TASK TO COMPLETE. Copy out each line of the data holding "state".
++++++++++++++++++++
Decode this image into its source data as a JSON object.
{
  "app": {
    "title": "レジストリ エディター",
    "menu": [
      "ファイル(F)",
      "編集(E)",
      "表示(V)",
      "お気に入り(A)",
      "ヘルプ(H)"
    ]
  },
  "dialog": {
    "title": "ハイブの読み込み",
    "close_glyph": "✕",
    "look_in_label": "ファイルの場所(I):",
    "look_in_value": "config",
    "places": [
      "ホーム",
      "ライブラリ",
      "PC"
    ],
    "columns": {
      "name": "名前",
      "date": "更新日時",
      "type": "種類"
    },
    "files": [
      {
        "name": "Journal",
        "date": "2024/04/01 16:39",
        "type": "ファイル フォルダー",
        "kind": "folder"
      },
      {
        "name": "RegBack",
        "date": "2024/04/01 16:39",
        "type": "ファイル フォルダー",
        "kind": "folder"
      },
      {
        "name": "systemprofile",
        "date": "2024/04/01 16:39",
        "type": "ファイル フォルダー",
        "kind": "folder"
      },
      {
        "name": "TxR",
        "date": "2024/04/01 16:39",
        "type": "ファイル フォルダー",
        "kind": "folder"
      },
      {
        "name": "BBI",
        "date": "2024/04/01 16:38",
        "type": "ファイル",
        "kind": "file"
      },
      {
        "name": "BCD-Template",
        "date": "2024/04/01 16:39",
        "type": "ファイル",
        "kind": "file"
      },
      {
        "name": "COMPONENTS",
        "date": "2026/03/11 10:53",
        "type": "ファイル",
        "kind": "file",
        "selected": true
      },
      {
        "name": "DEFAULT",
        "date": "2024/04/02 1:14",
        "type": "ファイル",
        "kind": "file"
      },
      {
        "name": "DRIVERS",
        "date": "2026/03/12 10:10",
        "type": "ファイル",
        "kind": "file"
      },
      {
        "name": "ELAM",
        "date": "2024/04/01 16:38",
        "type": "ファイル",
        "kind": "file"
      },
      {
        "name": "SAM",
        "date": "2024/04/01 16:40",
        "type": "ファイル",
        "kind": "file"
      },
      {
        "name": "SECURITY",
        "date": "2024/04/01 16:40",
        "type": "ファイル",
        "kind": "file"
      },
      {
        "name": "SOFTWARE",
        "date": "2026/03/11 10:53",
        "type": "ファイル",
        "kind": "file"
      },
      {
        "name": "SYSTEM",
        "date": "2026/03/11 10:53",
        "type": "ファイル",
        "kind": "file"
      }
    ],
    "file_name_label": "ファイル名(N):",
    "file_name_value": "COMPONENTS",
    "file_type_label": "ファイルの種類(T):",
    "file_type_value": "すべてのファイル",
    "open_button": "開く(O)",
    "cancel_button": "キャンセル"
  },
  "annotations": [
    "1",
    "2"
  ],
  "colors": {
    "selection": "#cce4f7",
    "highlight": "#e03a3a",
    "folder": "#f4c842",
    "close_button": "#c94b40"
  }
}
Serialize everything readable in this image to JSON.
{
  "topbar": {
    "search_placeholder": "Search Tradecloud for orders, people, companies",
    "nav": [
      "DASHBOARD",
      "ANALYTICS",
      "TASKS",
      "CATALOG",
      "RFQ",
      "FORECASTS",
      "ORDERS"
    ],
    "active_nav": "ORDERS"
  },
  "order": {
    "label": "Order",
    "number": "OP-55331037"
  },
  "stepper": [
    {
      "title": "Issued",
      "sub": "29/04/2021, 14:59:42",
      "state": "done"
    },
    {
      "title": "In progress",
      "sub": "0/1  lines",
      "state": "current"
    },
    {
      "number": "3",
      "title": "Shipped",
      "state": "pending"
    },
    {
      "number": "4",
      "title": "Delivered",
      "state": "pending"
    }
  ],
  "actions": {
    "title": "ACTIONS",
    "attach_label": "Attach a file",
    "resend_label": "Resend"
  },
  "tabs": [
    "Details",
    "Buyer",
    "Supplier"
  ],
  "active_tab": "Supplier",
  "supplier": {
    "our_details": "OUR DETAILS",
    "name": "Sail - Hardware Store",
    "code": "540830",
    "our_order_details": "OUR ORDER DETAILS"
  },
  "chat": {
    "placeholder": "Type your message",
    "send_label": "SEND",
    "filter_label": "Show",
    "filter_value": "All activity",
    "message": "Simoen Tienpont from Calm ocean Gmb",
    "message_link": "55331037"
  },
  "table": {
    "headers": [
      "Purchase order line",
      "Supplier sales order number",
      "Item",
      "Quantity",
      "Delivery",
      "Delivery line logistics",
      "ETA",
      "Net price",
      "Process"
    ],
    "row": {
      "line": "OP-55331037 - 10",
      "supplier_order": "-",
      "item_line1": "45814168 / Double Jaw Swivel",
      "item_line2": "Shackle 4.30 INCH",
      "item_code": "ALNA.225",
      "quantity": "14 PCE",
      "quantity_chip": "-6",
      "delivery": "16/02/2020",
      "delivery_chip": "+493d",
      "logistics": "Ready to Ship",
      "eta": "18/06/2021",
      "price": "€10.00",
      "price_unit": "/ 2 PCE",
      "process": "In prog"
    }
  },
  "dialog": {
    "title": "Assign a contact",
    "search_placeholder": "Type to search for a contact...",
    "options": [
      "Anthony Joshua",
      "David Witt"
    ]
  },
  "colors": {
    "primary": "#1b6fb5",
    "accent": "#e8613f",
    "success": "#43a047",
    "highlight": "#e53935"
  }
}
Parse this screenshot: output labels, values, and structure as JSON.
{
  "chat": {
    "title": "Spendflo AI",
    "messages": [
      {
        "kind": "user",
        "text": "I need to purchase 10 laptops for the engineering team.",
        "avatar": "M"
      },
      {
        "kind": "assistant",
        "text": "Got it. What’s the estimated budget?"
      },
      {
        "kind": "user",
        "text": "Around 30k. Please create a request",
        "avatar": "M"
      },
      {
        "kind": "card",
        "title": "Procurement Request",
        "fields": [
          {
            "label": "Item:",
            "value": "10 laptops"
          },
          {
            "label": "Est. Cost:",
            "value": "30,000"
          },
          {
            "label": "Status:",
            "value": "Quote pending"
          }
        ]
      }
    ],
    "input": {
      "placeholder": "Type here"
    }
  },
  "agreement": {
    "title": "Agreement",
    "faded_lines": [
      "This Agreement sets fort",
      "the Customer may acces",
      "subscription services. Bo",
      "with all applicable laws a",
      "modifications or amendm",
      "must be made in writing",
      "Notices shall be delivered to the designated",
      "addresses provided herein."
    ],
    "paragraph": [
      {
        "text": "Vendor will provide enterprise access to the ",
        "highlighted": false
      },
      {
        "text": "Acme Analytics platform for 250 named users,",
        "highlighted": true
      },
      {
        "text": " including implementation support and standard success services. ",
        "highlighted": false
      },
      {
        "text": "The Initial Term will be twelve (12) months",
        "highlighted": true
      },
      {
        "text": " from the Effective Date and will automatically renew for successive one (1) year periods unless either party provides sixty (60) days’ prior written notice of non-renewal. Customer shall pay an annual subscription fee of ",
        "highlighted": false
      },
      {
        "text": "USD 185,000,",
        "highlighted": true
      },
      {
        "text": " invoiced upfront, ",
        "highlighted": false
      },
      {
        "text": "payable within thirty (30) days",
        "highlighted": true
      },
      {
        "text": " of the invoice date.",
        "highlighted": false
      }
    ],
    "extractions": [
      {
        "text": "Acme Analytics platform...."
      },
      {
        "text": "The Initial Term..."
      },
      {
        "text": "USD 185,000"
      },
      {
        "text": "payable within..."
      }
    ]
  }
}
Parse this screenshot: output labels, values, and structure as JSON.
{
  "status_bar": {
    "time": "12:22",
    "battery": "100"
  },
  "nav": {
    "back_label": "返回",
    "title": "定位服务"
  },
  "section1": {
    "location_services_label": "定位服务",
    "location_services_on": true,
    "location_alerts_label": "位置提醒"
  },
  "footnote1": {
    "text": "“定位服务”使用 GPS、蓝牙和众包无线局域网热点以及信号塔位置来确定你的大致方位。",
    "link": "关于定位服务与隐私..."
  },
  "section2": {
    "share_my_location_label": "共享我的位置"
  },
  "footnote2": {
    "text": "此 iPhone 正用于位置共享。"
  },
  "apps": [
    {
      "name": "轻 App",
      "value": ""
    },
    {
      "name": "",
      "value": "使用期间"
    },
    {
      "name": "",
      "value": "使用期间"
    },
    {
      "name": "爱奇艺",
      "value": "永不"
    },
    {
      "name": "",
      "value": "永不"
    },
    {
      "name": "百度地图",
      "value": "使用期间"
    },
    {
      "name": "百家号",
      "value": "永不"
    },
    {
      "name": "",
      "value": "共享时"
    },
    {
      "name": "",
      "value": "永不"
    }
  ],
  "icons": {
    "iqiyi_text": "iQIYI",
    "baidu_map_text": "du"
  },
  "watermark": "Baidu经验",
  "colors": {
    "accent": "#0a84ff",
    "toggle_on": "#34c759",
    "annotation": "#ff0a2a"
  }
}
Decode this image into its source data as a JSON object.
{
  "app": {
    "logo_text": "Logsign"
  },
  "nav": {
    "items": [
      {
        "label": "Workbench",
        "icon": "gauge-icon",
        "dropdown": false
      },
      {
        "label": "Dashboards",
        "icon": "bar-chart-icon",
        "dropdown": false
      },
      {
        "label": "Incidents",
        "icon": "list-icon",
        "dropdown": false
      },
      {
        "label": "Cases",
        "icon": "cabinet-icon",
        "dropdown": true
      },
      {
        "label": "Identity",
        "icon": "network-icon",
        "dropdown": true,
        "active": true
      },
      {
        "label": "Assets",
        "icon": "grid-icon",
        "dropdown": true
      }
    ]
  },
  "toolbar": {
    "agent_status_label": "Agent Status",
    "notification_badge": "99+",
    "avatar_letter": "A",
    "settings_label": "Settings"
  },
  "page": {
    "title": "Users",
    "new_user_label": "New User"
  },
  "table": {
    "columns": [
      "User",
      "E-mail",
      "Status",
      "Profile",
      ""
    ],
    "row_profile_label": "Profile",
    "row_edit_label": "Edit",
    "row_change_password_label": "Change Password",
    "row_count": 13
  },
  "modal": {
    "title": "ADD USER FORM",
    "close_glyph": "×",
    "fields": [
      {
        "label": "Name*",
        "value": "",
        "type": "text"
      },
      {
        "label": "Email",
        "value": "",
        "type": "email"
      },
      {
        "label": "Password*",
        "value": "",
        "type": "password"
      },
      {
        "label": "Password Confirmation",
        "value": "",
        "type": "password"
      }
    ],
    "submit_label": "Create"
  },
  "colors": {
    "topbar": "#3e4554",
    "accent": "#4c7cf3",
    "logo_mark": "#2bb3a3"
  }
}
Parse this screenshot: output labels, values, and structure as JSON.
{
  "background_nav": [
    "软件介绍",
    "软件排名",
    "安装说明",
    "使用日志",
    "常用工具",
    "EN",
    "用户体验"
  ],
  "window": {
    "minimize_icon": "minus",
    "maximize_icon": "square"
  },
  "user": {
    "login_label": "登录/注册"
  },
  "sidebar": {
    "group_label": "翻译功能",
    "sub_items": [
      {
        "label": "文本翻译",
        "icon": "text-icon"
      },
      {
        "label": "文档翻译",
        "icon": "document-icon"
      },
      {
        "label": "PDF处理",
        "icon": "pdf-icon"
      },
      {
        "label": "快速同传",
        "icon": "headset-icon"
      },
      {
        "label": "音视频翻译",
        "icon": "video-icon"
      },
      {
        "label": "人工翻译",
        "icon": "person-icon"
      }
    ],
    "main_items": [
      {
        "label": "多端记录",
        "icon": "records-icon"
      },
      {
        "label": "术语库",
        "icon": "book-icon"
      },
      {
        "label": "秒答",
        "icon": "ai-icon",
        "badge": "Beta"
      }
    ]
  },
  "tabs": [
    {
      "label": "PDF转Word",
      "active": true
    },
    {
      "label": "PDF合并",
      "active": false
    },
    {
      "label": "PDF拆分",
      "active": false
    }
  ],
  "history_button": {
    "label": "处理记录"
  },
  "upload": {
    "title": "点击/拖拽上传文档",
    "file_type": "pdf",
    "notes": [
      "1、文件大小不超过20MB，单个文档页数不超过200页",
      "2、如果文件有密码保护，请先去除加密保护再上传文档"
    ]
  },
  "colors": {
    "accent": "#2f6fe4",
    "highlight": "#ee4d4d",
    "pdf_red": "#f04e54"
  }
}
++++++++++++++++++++
RESPONSE TO THIS TASK.
      "state": "done"
      "state": "current"
      "state": "pending"
      "state": "pending"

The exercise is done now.